Meanwhile Consumer Unity ant Trust Society Centre Coordinator, Simon Ng’ona said while there is willingness by government to implement pro-competitive reforms, Competition reforms need constant assessments to understand whether they are benefiting both consumers and producers. He emphasised on the role of Research Think Tanks in informing policy processes through research. He said CUTS will continue providing evidence based policy options to aid government in the development process.

They were speaking on the fourth National Reference Group (NRG IV) Meeting for the Competition Reforms in Key Markets for Enhancing Social and Economic Welfare in Developing Countries- CREW Project in Lusaka.

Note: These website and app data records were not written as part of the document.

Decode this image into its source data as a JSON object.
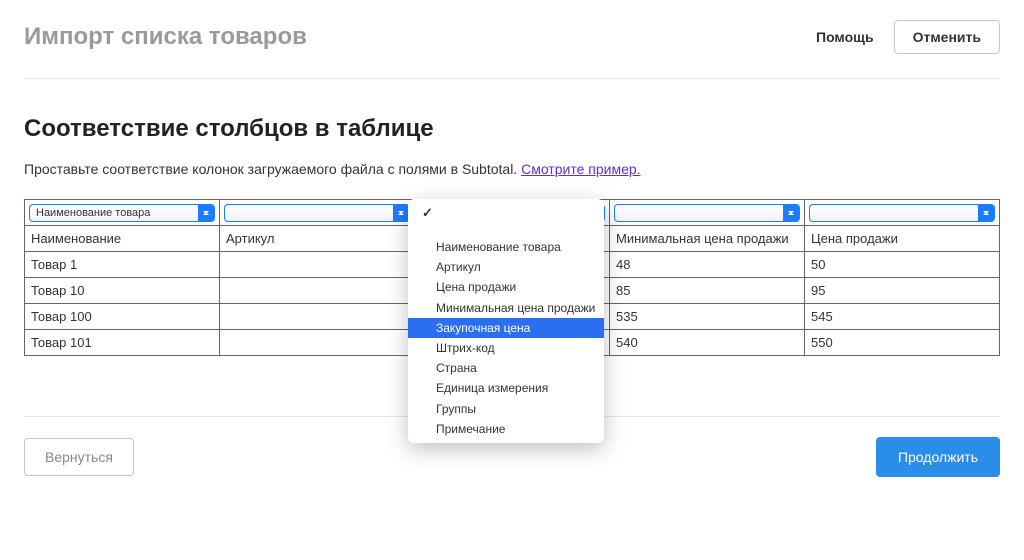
{
  "header": {
    "title": "Импорт списка товаров",
    "help_label": "Помощь",
    "cancel_label": "Отменить"
  },
  "section": {
    "heading": "Соответствие столбцов в таблице",
    "hint_text": "Проставьте соответствие колонок загружаемого файла с полями в Subtotal. ",
    "hint_link": "Смотрите пример."
  },
  "columns": {
    "selects": [
      {
        "value": "Наименование товара"
      },
      {
        "value": ""
      },
      {
        "value": ""
      },
      {
        "value": ""
      },
      {
        "value": ""
      }
    ],
    "headers": [
      "Наименование",
      "Артикул",
      "",
      "Минимальная цена продажи",
      "Цена продажи"
    ]
  },
  "rows": [
    {
      "c0": "Товар 1",
      "c1": "",
      "c2": "",
      "c3": "48",
      "c4": "50"
    },
    {
      "c0": "Товар 10",
      "c1": "",
      "c2": "",
      "c3": "85",
      "c4": "95"
    },
    {
      "c0": "Товар 100",
      "c1": "",
      "c2": "",
      "c3": "535",
      "c4": "545"
    },
    {
      "c0": "Товар 101",
      "c1": "",
      "c2": "",
      "c3": "540",
      "c4": "550"
    }
  ],
  "dropdown": {
    "checkmark": "✓",
    "items": [
      "Наименование товара",
      "Артикул",
      "Цена продажи",
      "Минимальная цена продажи",
      "Закупочная цена",
      "Штрих-код",
      "Страна",
      "Единица измерения",
      "Группы",
      "Примечание"
    ],
    "selected_index": 4
  },
  "footer": {
    "back_label": "Вернуться",
    "continue_label": "Продолжить"
  }
}
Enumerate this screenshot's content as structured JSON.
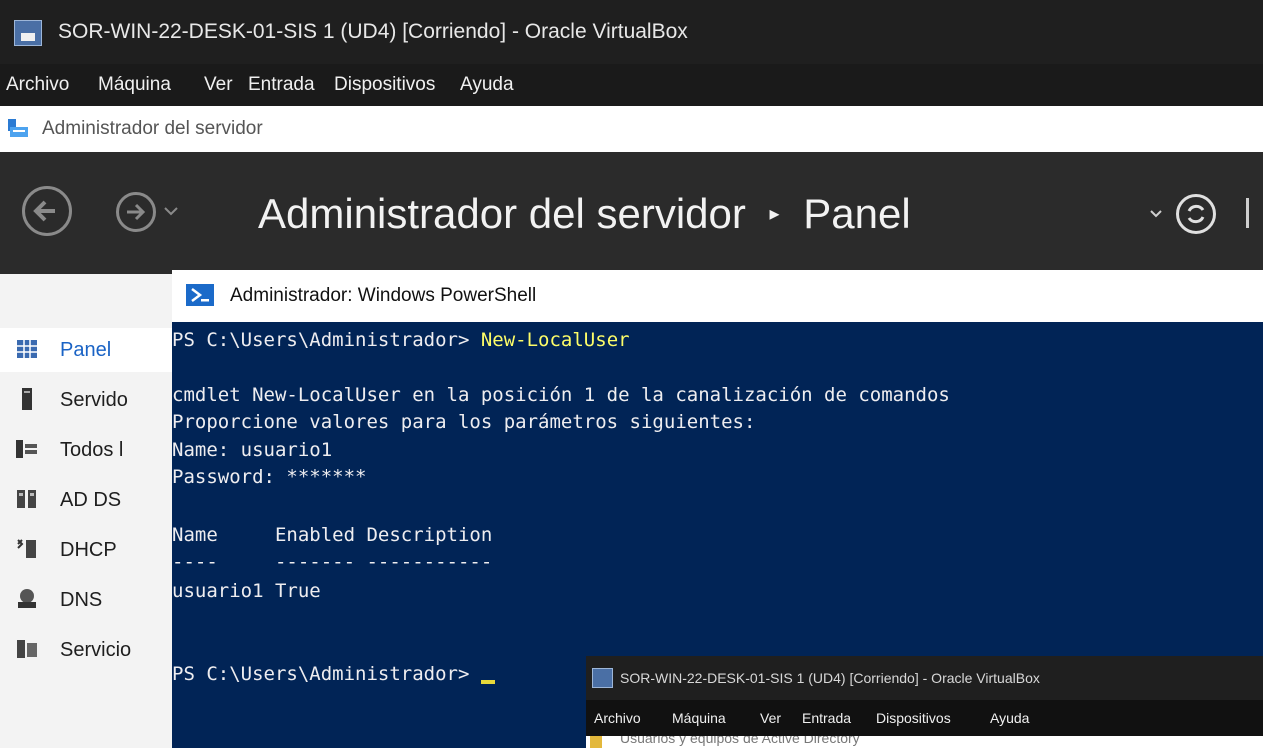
{
  "vbox": {
    "title": "SOR-WIN-22-DESK-01-SIS 1 (UD4) [Corriendo] - Oracle VirtualBox",
    "menu": [
      "Archivo",
      "Máquina",
      "Ver",
      "Entrada",
      "Dispositivos",
      "Ayuda"
    ]
  },
  "server_manager": {
    "window_title": "Administrador del servidor",
    "breadcrumb_root": "Administrador del servidor",
    "breadcrumb_sep": "▸",
    "breadcrumb_page": "Panel",
    "sidebar": [
      {
        "label": "Panel",
        "icon": "dashboard-icon",
        "active": true
      },
      {
        "label": "Servido",
        "icon": "server-icon"
      },
      {
        "label": "Todos l",
        "icon": "all-servers-icon"
      },
      {
        "label": "AD DS",
        "icon": "ad-ds-icon"
      },
      {
        "label": "DHCP",
        "icon": "dhcp-icon"
      },
      {
        "label": "DNS",
        "icon": "dns-icon"
      },
      {
        "label": "Servicio",
        "icon": "file-services-icon"
      }
    ]
  },
  "powershell": {
    "title": "Administrador: Windows PowerShell",
    "lines": {
      "prompt1": "PS C:\\Users\\Administrador> ",
      "cmd1": "New-LocalUser",
      "l2": "cmdlet New-LocalUser en la posición 1 de la canalización de comandos",
      "l3": "Proporcione valores para los parámetros siguientes:",
      "l4": "Name: usuario1",
      "l5": "Password: *******",
      "l6": "Name     Enabled Description",
      "l7": "----     ------- -----------",
      "l8": "usuario1 True",
      "prompt2": "PS C:\\Users\\Administrador> "
    }
  },
  "vbox2": {
    "title": "SOR-WIN-22-DESK-01-SIS 1 (UD4) [Corriendo] - Oracle VirtualBox",
    "menu": [
      "Archivo",
      "Máquina",
      "Ver",
      "Entrada",
      "Dispositivos",
      "Ayuda"
    ],
    "partial_window_title": "Usuarios y equipos de Active Directory"
  }
}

Cornelius Dube, who presented the findings of the Diagnostic Country Report covering the Maize and public passenger transport sector, indicated that for the maize sector, the floor price implemented by the government led to an increase in maize prices and had minimal beneficial effects in Zambia. He added that prioritizing FISP as a cornerstone of the government’s poverty reduction strategy has had little or no measurable impact on rural poverty due to failure to successfully target poor farmers, delays in input distribution and leakages. He also mentioned that very little of the costs incurred in providing FRA grain to millers at below-market prices benefited the urban consumers who are the majority consumers of the mealie-meal from the millers.

With regard to the public passenger transport sector Cornelius added that there is lack of coordination between the Road Transport and Safety Agency, Ministry of Transport and other regulatory agencies. The study also revealed that bus fares in Zambia have been on the rise as they are equivalent to USD$ 82 cents which is higher than other countries where consumers spend USD$ 50 cents, he added. Additionally, there is lack of coherence between the fares vis-à-vis the quality of the service and thus there is absence of a proper mechanism to make operators compete on quality.

Mr Siazongo Siakalenge, Permanent Secretary Ministry of Commerce Trade and industry in a speech read on his behalf by Mr Sunday Chikoti, the Chief Economist at the Ministry said government is interested in the promotion and development of commercial, trade and industrial sectors in order to enhance socio-economic development.

“Government through a number of reforms has over the years made efforts to empower its citizens with the ultimate result of contributing to private sector growth. Major reform interventions that were introduced by the government were aimed at creating an enabling environment for effective competition, increased private sector participation and ultimately the growth of the economy”, he said.

The CREW project highly concentrated on such key reforms that had been undertaken in both the maize sector and the bus transport sector thus in view of this, he said government is optimistic that an evidence based advocacy strategy will produce positive outcomes which will not only boost but also help in solving problems of sustainable consumption, social justice and overcoming poverty in these and other sectors.

Chilufya on the other hand added that government needed to invest more in agriculture conservation programmes and initiatives such as the E-voucher system in order to improve the crop yields, preserving stock quality and improving nutrition levels at household level. He further added that there was need to encourage crop diversification in the agriculture sector in Zambia to reduce reliability on maize farming and save government revenue.

While commenting on the importance of the bus transport sector, Mr Kamuti, President of Commuter Rights Association of Zambia (CRAZ) said that government had implemented a number of pro-competitive reforms in the sector. He however mentioned that the sector had continued to face challenges despite the reforms which are largely attributed to lack of adherence to quality standards for public passenger transportation. He added that he was delighted to see that the advocacy strategy for the project had adequately captured this issue and believed that a positive outcome would be achieved.